Write out each line from the data below that includes the word "free".
[SUPPLIED MATERIAL — start]
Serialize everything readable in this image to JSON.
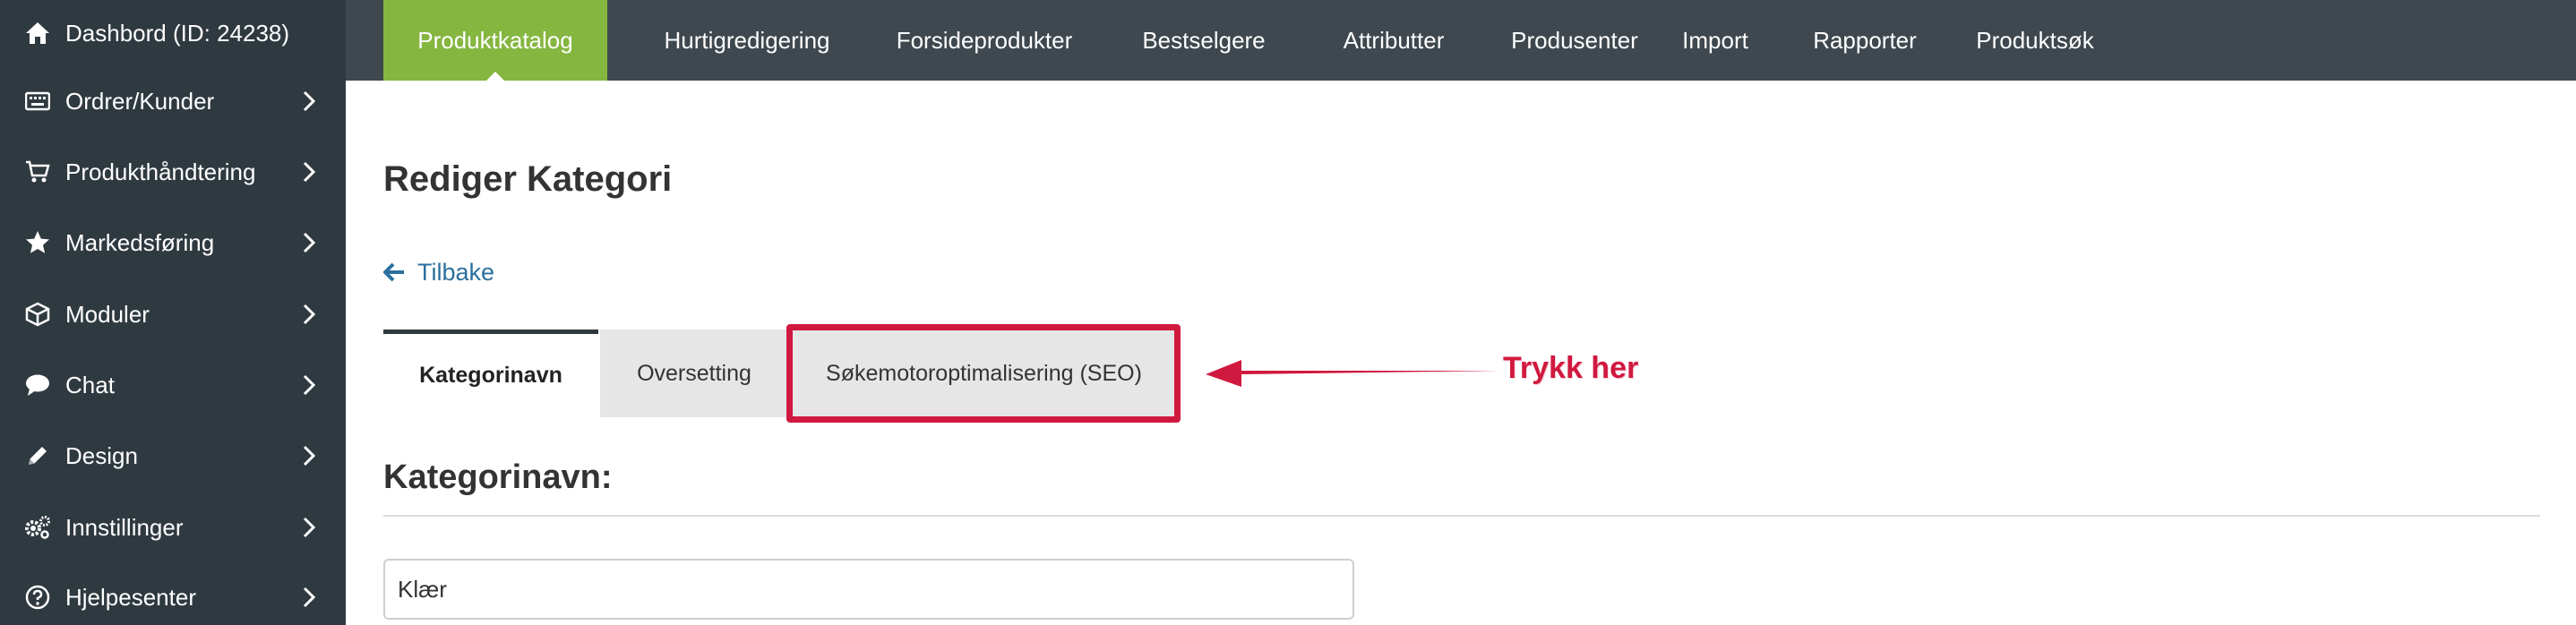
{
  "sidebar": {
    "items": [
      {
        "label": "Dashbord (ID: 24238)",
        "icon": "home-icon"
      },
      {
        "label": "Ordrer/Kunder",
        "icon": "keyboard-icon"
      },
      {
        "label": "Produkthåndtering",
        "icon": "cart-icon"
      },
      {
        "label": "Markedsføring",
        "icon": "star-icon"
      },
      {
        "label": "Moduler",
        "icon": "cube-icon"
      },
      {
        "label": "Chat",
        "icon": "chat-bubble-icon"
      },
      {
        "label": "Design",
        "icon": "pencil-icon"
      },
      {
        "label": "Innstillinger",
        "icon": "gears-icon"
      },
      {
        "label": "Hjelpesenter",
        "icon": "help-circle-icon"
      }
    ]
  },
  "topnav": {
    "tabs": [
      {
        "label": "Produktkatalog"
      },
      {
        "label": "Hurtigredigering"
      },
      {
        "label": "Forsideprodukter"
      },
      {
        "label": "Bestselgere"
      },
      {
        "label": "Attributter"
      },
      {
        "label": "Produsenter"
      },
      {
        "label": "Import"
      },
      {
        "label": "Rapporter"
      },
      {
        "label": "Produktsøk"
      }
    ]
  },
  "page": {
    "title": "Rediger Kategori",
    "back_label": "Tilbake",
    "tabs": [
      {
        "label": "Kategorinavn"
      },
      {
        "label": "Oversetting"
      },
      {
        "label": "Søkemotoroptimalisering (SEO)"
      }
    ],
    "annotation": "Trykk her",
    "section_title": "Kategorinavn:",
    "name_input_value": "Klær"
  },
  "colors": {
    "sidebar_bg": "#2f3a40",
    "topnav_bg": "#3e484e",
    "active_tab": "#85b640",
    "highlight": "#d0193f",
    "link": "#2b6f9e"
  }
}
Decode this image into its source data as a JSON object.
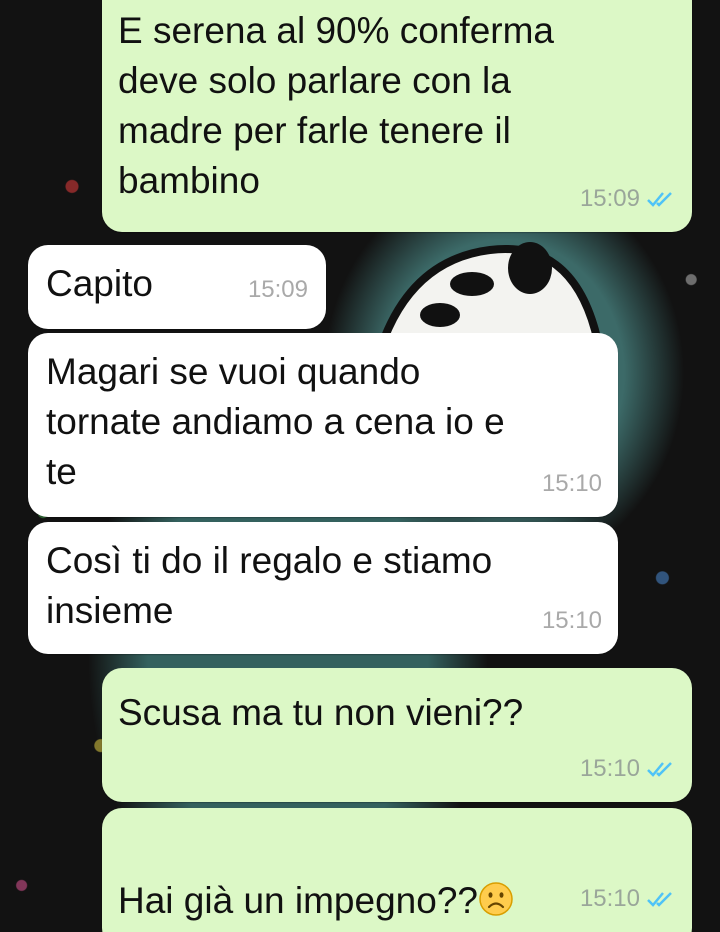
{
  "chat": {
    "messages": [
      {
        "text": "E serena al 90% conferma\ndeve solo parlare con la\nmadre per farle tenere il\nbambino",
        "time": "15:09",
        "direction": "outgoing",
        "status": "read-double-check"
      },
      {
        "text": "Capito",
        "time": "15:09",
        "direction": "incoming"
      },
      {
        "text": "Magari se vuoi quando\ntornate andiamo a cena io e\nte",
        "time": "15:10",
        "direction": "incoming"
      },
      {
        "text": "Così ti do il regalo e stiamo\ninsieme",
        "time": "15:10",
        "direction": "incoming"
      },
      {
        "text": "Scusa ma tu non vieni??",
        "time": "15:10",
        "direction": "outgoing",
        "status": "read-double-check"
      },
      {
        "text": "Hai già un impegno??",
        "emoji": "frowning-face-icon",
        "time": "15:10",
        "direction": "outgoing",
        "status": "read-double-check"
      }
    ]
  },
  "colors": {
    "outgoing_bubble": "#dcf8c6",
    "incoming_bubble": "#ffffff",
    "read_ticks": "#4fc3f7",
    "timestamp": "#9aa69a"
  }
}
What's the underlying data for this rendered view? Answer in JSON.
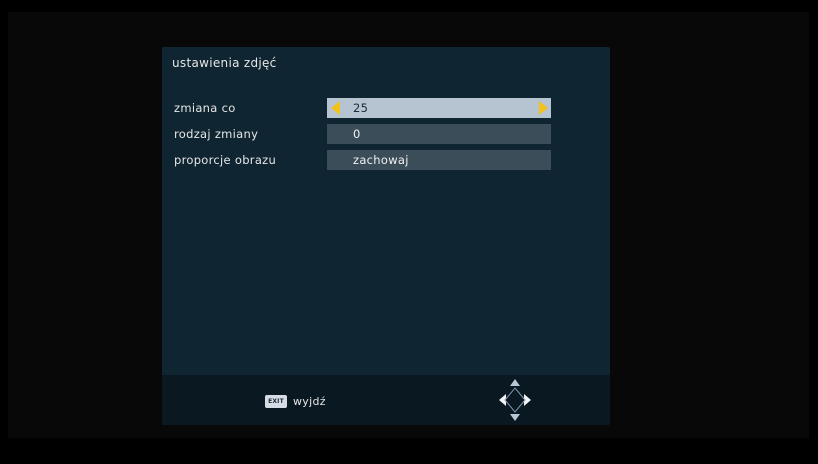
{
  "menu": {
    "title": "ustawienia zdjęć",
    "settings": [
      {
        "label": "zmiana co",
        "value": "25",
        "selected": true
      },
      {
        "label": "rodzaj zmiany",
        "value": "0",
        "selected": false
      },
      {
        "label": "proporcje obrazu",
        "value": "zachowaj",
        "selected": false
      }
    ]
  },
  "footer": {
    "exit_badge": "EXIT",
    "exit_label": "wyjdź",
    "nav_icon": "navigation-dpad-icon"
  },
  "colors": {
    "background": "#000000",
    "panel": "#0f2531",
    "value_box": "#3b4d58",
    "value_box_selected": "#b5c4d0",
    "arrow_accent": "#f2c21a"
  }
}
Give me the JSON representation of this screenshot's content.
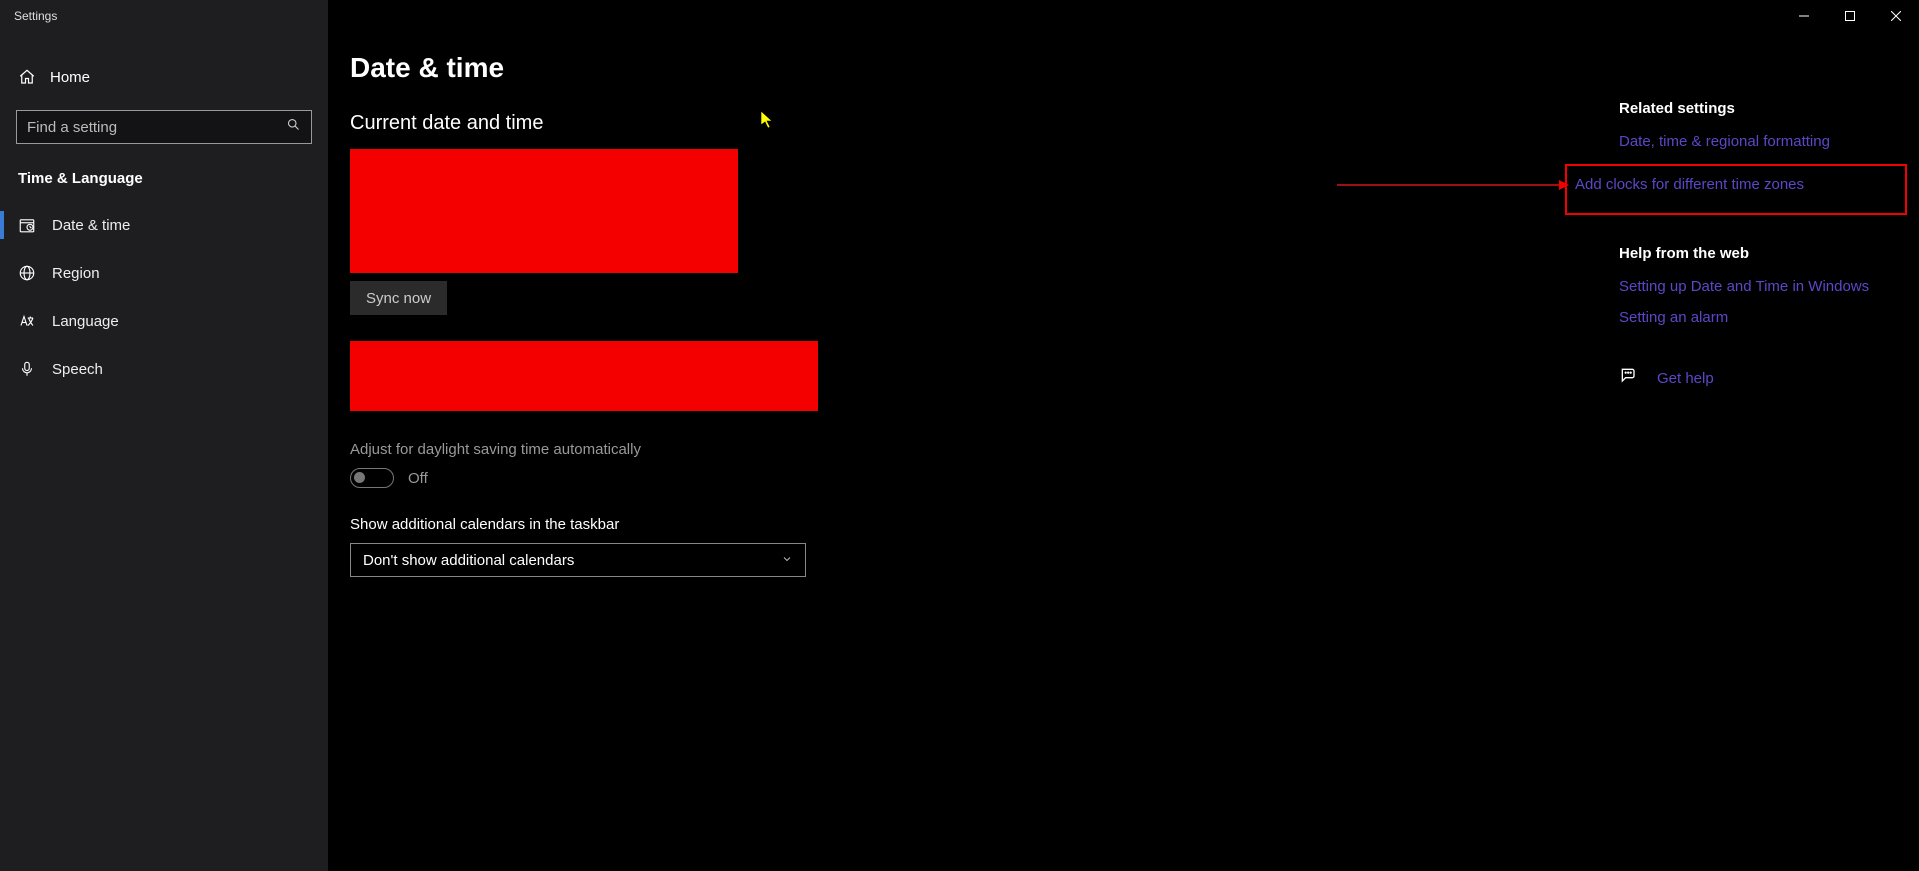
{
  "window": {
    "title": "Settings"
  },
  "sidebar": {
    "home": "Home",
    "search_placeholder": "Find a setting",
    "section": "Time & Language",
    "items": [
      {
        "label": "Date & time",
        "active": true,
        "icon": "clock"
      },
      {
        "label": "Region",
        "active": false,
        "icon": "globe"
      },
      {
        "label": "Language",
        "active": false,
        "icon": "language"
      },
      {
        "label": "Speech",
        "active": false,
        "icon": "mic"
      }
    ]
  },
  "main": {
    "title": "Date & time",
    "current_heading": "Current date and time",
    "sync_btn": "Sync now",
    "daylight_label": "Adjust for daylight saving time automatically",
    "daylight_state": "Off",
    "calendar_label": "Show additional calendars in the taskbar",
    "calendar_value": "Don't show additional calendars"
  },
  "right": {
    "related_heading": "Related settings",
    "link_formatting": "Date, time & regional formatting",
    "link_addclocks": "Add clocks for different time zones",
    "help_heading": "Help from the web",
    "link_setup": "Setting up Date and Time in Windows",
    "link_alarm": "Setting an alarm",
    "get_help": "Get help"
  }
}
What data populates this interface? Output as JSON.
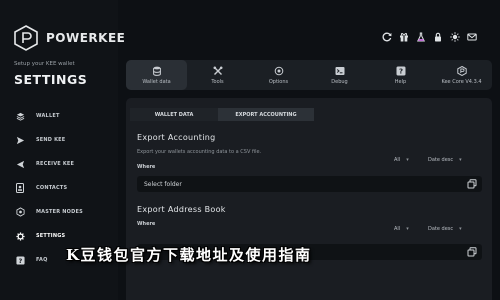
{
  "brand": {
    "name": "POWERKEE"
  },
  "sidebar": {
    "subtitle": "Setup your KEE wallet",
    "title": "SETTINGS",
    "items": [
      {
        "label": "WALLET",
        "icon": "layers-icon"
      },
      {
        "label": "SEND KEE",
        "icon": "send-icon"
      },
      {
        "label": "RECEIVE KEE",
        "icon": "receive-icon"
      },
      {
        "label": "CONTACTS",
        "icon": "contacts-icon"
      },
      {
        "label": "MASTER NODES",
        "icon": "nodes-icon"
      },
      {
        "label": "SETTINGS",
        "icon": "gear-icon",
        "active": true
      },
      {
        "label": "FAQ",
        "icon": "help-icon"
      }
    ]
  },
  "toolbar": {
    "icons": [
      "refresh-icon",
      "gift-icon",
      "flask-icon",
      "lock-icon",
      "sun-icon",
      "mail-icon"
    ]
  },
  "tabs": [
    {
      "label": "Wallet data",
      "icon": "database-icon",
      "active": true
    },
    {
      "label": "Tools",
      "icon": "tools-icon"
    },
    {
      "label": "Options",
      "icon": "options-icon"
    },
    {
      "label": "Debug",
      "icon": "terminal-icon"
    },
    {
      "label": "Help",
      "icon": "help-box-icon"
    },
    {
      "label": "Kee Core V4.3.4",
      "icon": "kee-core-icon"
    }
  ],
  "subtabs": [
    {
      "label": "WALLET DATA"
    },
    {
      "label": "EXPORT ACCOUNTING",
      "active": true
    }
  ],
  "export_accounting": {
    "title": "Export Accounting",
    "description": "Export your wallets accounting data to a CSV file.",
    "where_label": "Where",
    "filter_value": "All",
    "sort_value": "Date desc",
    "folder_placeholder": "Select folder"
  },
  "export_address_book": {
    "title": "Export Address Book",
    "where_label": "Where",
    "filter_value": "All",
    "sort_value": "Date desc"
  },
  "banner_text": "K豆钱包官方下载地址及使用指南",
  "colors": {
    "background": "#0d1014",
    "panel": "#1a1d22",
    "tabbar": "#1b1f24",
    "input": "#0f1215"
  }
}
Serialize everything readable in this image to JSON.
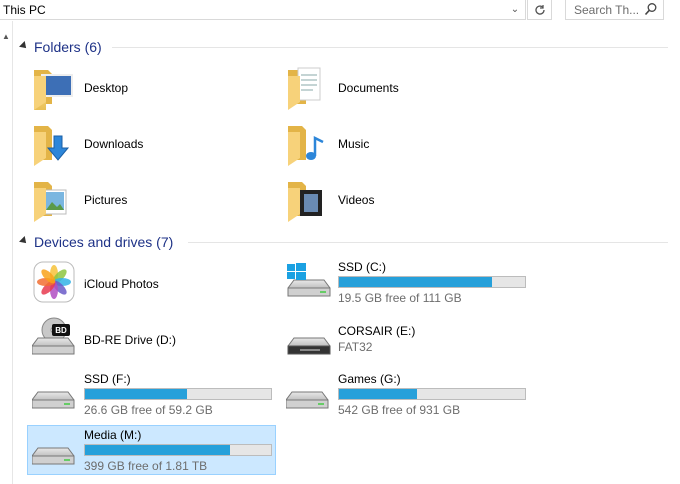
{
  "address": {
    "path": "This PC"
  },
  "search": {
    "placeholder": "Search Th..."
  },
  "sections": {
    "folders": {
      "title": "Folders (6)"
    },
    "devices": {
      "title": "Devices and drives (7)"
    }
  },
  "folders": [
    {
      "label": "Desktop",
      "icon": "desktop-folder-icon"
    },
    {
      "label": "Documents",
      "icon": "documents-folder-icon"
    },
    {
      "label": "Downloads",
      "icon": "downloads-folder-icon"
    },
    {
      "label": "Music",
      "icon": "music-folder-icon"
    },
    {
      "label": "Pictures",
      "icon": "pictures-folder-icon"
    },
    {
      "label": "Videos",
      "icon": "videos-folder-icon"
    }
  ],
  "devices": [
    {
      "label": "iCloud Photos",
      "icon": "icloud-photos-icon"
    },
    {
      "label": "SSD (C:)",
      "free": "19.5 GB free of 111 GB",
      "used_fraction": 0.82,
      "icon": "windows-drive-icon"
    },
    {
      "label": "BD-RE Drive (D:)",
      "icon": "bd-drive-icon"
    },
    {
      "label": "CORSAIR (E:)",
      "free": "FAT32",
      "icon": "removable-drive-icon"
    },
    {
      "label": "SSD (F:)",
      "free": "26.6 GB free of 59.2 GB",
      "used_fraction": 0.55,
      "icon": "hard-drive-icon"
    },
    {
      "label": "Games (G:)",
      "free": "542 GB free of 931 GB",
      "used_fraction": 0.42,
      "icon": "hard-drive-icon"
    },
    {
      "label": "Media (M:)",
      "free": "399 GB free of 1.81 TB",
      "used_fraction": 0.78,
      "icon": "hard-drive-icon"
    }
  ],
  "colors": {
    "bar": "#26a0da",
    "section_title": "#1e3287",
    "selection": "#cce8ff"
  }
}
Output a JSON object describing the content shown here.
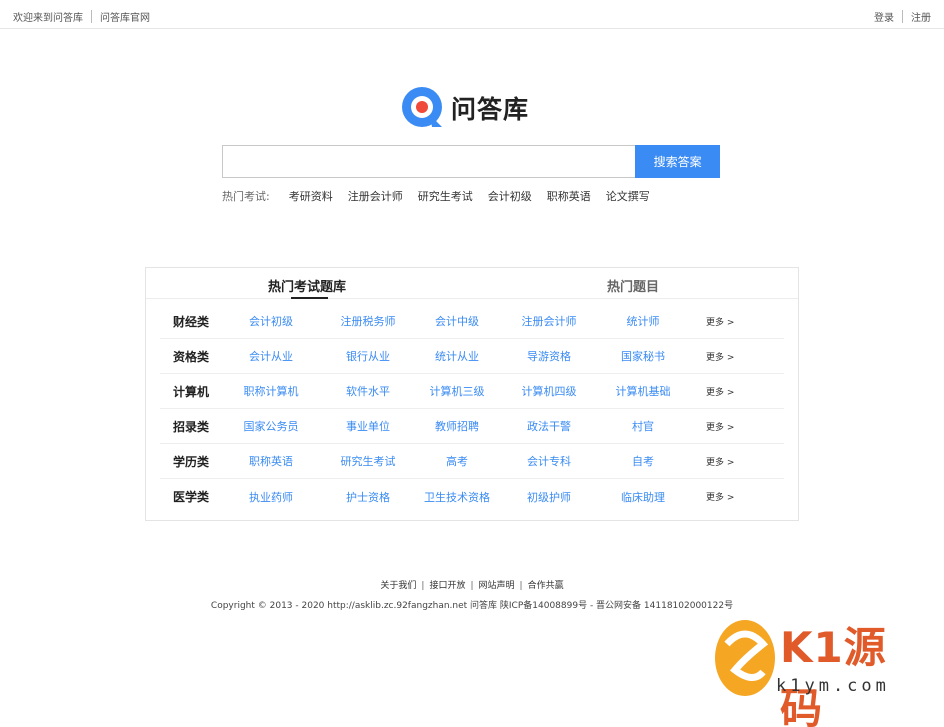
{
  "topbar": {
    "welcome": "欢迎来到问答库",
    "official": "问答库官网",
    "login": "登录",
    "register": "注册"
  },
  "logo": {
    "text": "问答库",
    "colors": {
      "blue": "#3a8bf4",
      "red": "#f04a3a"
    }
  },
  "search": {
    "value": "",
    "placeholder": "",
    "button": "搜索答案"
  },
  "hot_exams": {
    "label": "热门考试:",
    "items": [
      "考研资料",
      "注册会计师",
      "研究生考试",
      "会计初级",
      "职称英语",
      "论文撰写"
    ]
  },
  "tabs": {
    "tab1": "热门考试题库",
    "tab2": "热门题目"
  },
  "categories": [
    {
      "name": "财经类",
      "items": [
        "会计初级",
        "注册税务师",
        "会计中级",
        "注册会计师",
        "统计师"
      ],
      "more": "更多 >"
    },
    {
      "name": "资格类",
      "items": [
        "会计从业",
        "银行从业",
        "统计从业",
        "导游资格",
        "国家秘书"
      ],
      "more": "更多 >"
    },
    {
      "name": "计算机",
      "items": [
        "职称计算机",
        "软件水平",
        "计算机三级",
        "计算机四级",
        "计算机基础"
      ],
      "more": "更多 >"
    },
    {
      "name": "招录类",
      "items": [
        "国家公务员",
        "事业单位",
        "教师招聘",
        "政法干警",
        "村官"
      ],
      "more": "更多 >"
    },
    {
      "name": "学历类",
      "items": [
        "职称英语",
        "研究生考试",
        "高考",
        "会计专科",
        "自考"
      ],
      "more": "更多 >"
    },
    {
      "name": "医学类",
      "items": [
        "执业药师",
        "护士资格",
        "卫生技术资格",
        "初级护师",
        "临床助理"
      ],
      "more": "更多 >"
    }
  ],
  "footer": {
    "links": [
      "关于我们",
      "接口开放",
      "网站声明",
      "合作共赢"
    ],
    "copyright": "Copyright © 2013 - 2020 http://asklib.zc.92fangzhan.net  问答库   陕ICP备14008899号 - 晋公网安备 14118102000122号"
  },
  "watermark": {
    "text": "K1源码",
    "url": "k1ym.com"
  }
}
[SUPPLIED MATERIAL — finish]
→ YOUR RESPONSE
      "free": "19.5 GB free of 111 GB",
      "free": "FAT32",
      "free": "26.6 GB free of 59.2 GB",
      "free": "542 GB free of 931 GB",
      "free": "399 GB free of 1.81 TB",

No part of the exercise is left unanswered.